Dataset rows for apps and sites
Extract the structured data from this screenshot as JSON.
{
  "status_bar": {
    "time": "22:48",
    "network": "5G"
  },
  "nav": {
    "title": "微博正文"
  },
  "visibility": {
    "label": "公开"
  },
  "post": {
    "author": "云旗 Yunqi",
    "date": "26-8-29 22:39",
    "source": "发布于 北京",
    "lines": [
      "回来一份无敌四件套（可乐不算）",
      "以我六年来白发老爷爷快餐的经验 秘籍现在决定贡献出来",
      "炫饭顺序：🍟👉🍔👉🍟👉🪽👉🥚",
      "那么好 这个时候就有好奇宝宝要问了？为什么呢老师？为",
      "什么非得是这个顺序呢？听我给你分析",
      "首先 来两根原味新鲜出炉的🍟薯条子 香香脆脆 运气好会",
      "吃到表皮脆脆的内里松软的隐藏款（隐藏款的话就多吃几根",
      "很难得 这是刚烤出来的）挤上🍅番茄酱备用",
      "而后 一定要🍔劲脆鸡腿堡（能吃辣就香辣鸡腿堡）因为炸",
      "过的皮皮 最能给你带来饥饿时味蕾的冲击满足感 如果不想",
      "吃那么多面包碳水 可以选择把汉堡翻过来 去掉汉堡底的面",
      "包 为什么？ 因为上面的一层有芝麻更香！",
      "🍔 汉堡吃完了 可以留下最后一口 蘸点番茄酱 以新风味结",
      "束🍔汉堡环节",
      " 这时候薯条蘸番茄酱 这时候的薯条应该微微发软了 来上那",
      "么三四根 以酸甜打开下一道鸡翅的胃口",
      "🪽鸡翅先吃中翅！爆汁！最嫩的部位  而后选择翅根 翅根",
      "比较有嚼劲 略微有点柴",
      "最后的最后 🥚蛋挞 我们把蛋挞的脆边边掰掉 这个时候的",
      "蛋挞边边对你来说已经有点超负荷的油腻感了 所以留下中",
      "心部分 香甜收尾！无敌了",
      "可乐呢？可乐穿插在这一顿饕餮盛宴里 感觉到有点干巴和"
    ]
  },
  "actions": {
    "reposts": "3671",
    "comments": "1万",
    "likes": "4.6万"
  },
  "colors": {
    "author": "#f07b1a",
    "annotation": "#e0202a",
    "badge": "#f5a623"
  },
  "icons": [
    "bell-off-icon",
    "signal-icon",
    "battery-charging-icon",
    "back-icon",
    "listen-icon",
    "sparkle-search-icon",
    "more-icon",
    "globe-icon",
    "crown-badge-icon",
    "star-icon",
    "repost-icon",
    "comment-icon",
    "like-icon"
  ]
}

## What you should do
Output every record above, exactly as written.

## Answer to this task
Extract the structured data from this screenshot as JSON.
{
  "status_bar": {
    "time": "22:48",
    "network": "5G"
  },
  "nav": {
    "title": "微博正文"
  },
  "visibility": {
    "label": "公开"
  },
  "post": {
    "author": "云旗 Yunqi",
    "date": "26-8-29 22:39",
    "source": "发布于 北京",
    "lines": [
      "回来一份无敌四件套（可乐不算）",
      "以我六年来白发老爷爷快餐的经验 秘籍现在决定贡献出来",
      "炫饭顺序：🍟👉🍔👉🍟👉🪽👉🥚",
      "那么好 这个时候就有好奇宝宝要问了？为什么呢老师？为",
      "什么非得是这个顺序呢？听我给你分析",
      "首先 来两根原味新鲜出炉的🍟薯条子 香香脆脆 运气好会",
      "吃到表皮脆脆的内里松软的隐藏款（隐藏款的话就多吃几根",
      "很难得 这是刚烤出来的）挤上🍅番茄酱备用",
      "而后 一定要🍔劲脆鸡腿堡（能吃辣就香辣鸡腿堡）因为炸",
      "过的皮皮 最能给你带来饥饿时味蕾的冲击满足感 如果不想",
      "吃那么多面包碳水 可以选择把汉堡翻过来 去掉汉堡底的面",
      "包 为什么？ 因为上面的一层有芝麻更香！",
      "🍔 汉堡吃完了 可以留下最后一口 蘸点番茄酱 以新风味结",
      "束🍔汉堡环节",
      " 这时候薯条蘸番茄酱 这时候的薯条应该微微发软了 来上那",
      "么三四根 以酸甜打开下一道鸡翅的胃口",
      "🪽鸡翅先吃中翅！爆汁！最嫩的部位  而后选择翅根 翅根",
      "比较有嚼劲 略微有点柴",
      "最后的最后 🥚蛋挞 我们把蛋挞的脆边边掰掉 这个时候的",
      "蛋挞边边对你来说已经有点超负荷的油腻感了 所以留下中",
      "心部分 香甜收尾！无敌了",
      "可乐呢？可乐穿插在这一顿饕餮盛宴里 感觉到有点干巴和"
    ]
  },
  "actions": {
    "reposts": "3671",
    "comments": "1万",
    "likes": "4.6万"
  },
  "colors": {
    "author": "#f07b1a",
    "annotation": "#e0202a",
    "badge": "#f5a623"
  },
  "icons": [
    "bell-off-icon",
    "signal-icon",
    "battery-charging-icon",
    "back-icon",
    "listen-icon",
    "sparkle-search-icon",
    "more-icon",
    "globe-icon",
    "crown-badge-icon",
    "star-icon",
    "repost-icon",
    "comment-icon",
    "like-icon"
  ]
}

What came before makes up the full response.